Often met with racism -- much of it unwitting -- he soon realized that taking offense too early could cut off valuable communication that might lead people to change their views.
He mentions a time in the 1940s when he and two fellow Yale students -- white men from the South -- were driving to a symposium. As part of a very congenial conversation, one of the men made a joke about driving that referred to "the niggers in my town."
"The next two miles, everyone was very quiet," McKinney recalls. "Finally, the fellow apologized. I said, 'Man, you don't have to apologize for this, because the fact you said it indicates you thought of me as a fellow student and friend and not in a racial category.'
"Some racial barrier had been broken. I was not insulted because I knew the context out of which that statement came."
Has anyone ever accused the philosopher of being too #i reasonable?
"I suppose I've had that said about me once or twice," he says. "I need to think that there are some human situations where one does not think of race or color but rather of what is at the essence of the other person. Who that person is is made up primarily of his ideas, his ideals, the things that he cherishes."
In examining the work of thinkers like Aristotle, Darwin and Marx, McKinney likes to train his students to ask three questions: What does the author say? What does he mean by what he says? What do you think about it?
"Students are always inclined to talk about the third question -- What they think about it -- and I have to drive them back to 'What is he saying?' " the professor says. "A lot of their arguments break down because they don't know the foundation on the basis of which they're supposed to be arguing."
One crisp fall morning in Holmes Hall, his students are talking about the Sermon on the Mount. What does Jesus mean when he tells his followers to "agree with thine adversary"? At what point do you stop denying your beliefs for the sake of expediency -- or even safety? Just how important are your beliefs? asks a student named Michael Kornegay.

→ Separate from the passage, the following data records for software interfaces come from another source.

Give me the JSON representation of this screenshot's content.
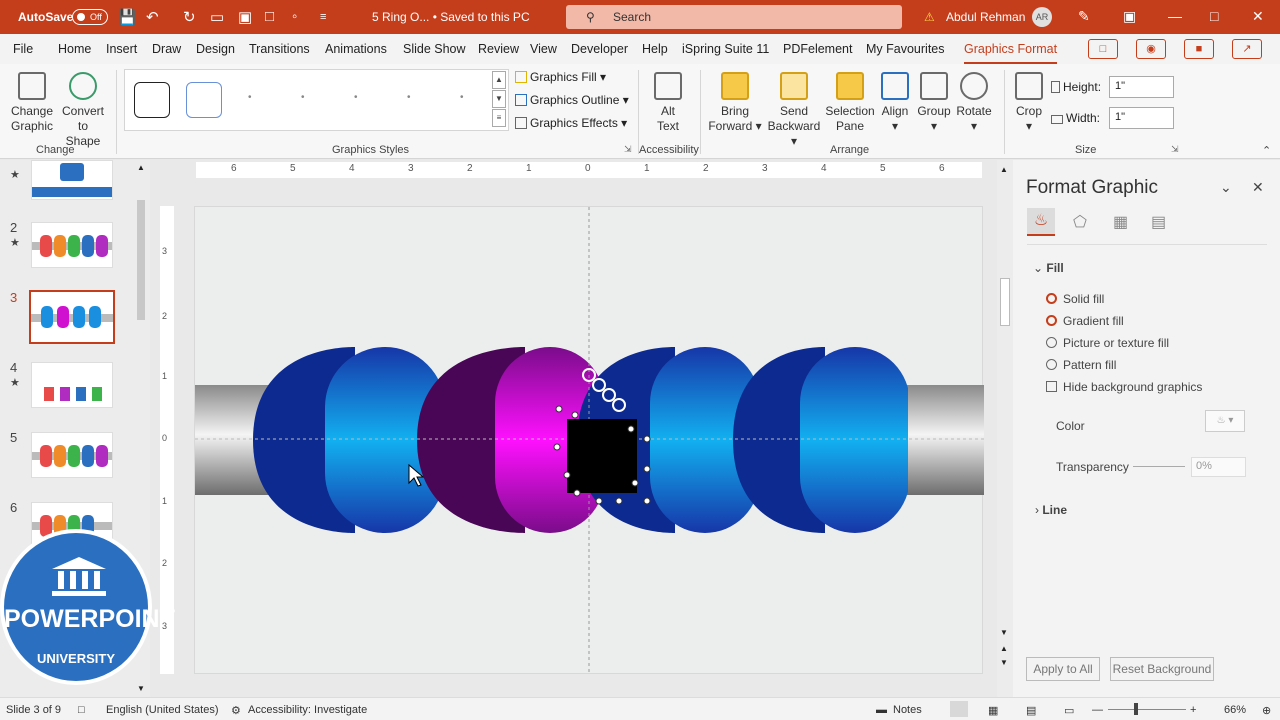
{
  "titlebar": {
    "autosave_label": "AutoSave",
    "autosave_state": "Off",
    "doc_title": "5 Ring O...  •  Saved to this PC",
    "search_placeholder": "Search",
    "user_name": "Abdul Rehman",
    "user_initials": "AR"
  },
  "menu": [
    "File",
    "Home",
    "Insert",
    "Draw",
    "Design",
    "Transitions",
    "Animations",
    "Slide Show",
    "Review",
    "View",
    "Developer",
    "Help",
    "iSpring Suite 11",
    "PDFelement",
    "My Favourites",
    "Graphics Format"
  ],
  "ribbon": {
    "change_graphic": "Change\nGraphic",
    "convert_to_shape": "Convert\nto Shape",
    "group_change": "Change",
    "graphics_fill": "Graphics Fill",
    "graphics_outline": "Graphics Outline",
    "graphics_effects": "Graphics Effects",
    "group_styles": "Graphics Styles",
    "alt_text": "Alt\nText",
    "group_accessibility": "Accessibility",
    "bring_forward": "Bring\nForward",
    "send_backward": "Send\nBackward",
    "selection_pane": "Selection\nPane",
    "align": "Align",
    "group_btn": "Group",
    "rotate": "Rotate",
    "group_arrange": "Arrange",
    "crop": "Crop",
    "height_label": "Height:",
    "height_value": "1\"",
    "width_label": "Width:",
    "width_value": "1\"",
    "group_size": "Size"
  },
  "thumbnails": [
    {
      "number": "",
      "star": "★"
    },
    {
      "number": "2",
      "star": "★"
    },
    {
      "number": "3",
      "star": ""
    },
    {
      "number": "4",
      "star": "★"
    },
    {
      "number": "5",
      "star": ""
    },
    {
      "number": "6",
      "star": ""
    }
  ],
  "logo": {
    "line1": "POWERPOINT",
    "line2": "UNIVERSITY"
  },
  "ruler": {
    "h_ticks": [
      "6",
      "5",
      "4",
      "3",
      "2",
      "1",
      "0",
      "1",
      "2",
      "3",
      "4",
      "5",
      "6"
    ],
    "v_ticks": [
      "3",
      "2",
      "1",
      "0",
      "1",
      "2",
      "3"
    ]
  },
  "panel": {
    "title": "Format Graphic",
    "section_fill": "Fill",
    "solid_fill": "Solid fill",
    "gradient_fill": "Gradient fill",
    "picture_fill": "Picture or texture fill",
    "pattern_fill": "Pattern fill",
    "hide_bg": "Hide background graphics",
    "color_label": "Color",
    "transparency_label": "Transparency",
    "transparency_value": "0%",
    "section_line": "Line",
    "apply_all": "Apply to All",
    "reset_bg": "Reset Background"
  },
  "status": {
    "slide_info": "Slide 3 of 9",
    "language": "English (United States)",
    "accessibility": "Accessibility: Investigate",
    "notes": "Notes",
    "zoom": "66%"
  },
  "colors": {
    "accent": "#c43e1c",
    "ring_blue": "#1a8fe0",
    "ring_magenta": "#d012d0"
  }
}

McKinney picks up the conversation. "Here, Mr. Kornegay raises the question of 'What do we mean by life?,'" he says.
"When Socrates was imprisoned on some trumped-up charges, his friends said, 'We have bribed the jailers, all you have to do is walk out.'
"And Socrates said, 'Who is Socrates? Is he my physical body? No. Socrates is my beliefs, my convictions, the things I have taught. You have respected me not because of my flesh and blood but because of my ideas. One of those ideas is loyalty to the state. I did urge you to be loyal to the state. The state says I should die. If I take the opportunity to countermand what the state has ordered, then I am going against my teachings. In order for Socrates to live, his body must die.' "
"Martin Luther King Jr. was a man who had a set of values, convictions which he was prepared to live by and die by. In the movement to make those convictions live, he risked his physical survival and lost his life. He believed, 'The sacrifice of my physical condition might have some positive effects on this country.' And it was true. I have yet to go to a town of any size that does not have a street named for Martin Luther King. People realize, 'Here's a man who lost his life saving who he really is.'
"My point in all of this," -- he looks around the table -- "is 'Who is Mr. Kornegay?' He's what he believes. He is his convictions."
He pauses again, then continues in a clear, quiet voice: "When you are gone, your family and friends will think about what you meant to them rather than what you looked like."
These words reverberate in silence, that slightly stunned moment that follows the final notes of a great concert. Then the students scribble away, searching to capture what their professor has just made them feel.
As he watches them, Richard McKinney's face reveals the creases of life-long affection. It's as if he's also seeing the hundreds and hundreds of other young people he has helped think clearly about a world slow to accept them. His powerful calling has left an indelible mark. And it is all there, written on his brow.
Pub Date: 11/24/96